Directions for this task: Find every line below where the word "icon" occurs. Then say how many there are, giving only the number.
Material to process Block Start
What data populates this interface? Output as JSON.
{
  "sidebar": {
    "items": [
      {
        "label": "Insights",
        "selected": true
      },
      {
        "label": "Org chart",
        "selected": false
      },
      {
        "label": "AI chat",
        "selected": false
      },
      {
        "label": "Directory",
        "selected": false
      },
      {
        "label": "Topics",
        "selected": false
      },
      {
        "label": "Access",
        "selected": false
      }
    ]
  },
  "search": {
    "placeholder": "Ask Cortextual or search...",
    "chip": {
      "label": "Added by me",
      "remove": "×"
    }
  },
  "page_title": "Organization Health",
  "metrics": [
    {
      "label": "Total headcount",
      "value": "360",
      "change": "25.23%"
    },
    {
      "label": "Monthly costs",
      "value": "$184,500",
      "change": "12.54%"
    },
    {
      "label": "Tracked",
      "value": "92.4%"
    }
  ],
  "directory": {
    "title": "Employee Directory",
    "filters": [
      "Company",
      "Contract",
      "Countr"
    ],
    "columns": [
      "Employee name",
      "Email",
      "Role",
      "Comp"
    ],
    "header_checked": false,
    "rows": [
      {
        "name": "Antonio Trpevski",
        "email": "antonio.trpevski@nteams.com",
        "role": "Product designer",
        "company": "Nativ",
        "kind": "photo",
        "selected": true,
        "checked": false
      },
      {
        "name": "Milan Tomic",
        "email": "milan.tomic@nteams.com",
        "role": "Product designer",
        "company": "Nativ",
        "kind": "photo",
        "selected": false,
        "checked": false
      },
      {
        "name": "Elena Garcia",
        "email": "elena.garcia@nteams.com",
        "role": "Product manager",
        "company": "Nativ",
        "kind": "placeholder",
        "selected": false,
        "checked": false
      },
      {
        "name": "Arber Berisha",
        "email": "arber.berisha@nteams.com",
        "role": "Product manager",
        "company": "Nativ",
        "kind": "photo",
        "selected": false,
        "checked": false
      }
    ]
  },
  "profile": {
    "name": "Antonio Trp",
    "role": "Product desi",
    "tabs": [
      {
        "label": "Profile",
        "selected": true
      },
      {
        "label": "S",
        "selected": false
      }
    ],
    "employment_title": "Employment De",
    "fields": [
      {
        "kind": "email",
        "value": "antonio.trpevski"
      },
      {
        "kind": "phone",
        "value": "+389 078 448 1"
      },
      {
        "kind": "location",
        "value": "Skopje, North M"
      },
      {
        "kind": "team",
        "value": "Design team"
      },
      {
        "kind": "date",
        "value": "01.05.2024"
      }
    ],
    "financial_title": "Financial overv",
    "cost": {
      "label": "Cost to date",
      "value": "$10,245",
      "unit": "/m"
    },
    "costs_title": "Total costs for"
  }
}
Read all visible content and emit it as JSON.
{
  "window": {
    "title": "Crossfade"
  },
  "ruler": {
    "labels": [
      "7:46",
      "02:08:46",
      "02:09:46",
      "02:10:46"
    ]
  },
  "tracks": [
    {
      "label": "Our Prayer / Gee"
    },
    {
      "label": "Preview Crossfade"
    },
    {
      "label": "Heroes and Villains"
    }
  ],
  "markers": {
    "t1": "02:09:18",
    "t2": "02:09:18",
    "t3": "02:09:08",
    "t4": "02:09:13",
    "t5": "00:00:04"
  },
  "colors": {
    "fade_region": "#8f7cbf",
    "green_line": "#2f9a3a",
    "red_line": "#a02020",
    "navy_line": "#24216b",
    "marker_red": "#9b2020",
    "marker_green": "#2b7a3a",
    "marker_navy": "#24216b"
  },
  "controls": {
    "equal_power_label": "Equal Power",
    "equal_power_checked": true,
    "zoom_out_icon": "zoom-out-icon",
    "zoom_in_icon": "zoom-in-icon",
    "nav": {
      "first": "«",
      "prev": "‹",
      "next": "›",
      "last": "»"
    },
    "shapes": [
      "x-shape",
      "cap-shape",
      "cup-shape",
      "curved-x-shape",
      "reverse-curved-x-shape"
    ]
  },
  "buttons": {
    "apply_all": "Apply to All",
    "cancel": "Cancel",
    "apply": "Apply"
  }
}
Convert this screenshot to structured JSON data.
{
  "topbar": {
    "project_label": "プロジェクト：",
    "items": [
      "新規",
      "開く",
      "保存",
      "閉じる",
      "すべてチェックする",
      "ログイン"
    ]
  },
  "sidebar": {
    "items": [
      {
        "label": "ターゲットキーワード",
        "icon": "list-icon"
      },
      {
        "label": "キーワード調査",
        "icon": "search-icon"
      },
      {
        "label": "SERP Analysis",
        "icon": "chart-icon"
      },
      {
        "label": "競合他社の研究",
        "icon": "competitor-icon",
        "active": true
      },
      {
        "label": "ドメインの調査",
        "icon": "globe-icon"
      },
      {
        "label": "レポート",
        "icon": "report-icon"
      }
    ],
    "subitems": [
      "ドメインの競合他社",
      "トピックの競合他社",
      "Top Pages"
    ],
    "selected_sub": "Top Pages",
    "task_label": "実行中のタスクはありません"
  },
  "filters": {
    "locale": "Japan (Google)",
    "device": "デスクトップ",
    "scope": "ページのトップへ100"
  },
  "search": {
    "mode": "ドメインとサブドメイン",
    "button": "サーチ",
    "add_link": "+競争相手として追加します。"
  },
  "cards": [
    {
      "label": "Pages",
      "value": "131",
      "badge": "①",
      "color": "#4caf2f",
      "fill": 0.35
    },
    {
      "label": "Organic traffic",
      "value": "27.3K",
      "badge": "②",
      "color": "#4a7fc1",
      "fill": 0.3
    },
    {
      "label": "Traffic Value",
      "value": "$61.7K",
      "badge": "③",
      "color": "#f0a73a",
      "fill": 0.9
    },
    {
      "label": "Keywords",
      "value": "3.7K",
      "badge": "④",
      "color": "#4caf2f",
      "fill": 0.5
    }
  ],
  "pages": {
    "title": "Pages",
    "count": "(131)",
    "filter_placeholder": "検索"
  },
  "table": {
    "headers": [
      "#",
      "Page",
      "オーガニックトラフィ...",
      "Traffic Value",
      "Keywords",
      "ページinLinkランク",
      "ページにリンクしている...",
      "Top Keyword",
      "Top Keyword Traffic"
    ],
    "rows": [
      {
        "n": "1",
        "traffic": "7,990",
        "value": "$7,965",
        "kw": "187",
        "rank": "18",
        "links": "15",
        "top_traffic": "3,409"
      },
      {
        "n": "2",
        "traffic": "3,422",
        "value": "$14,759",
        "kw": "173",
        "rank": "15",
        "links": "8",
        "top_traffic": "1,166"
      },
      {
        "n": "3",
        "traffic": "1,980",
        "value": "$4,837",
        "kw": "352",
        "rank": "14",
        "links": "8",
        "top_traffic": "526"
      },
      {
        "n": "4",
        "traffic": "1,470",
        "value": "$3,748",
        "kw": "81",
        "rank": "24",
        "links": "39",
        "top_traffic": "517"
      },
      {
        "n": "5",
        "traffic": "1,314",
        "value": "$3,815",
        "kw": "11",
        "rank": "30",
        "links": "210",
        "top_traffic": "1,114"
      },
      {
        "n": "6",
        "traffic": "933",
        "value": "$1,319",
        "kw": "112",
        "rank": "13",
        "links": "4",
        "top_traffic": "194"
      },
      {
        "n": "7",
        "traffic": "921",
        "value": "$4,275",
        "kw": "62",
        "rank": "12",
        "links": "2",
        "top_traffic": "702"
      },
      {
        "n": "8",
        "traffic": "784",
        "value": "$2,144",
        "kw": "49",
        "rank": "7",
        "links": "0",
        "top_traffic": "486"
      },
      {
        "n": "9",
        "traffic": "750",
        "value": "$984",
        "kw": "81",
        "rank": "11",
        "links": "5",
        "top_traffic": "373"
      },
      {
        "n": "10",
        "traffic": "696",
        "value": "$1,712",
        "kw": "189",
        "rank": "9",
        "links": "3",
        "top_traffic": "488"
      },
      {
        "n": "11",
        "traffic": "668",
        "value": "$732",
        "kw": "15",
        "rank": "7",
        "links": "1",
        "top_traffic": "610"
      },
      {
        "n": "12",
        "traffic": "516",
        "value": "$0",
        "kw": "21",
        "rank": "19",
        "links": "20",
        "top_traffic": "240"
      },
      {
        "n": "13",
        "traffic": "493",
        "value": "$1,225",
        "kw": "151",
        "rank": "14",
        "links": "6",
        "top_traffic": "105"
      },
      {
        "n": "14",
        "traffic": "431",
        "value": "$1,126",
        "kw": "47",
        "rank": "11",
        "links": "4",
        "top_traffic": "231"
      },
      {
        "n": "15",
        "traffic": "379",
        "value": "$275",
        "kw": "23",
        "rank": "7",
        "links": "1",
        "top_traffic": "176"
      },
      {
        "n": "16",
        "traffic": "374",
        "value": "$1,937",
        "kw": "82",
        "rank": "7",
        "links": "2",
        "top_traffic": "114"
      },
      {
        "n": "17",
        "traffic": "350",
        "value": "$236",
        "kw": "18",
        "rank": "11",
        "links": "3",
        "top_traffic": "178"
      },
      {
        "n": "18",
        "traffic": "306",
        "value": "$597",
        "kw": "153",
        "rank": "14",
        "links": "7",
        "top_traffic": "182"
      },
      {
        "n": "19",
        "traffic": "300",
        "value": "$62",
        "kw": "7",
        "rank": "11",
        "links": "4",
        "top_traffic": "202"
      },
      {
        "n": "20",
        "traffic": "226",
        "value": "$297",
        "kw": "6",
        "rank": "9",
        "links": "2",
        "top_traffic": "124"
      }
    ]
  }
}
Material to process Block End
Answer to the exercise: 8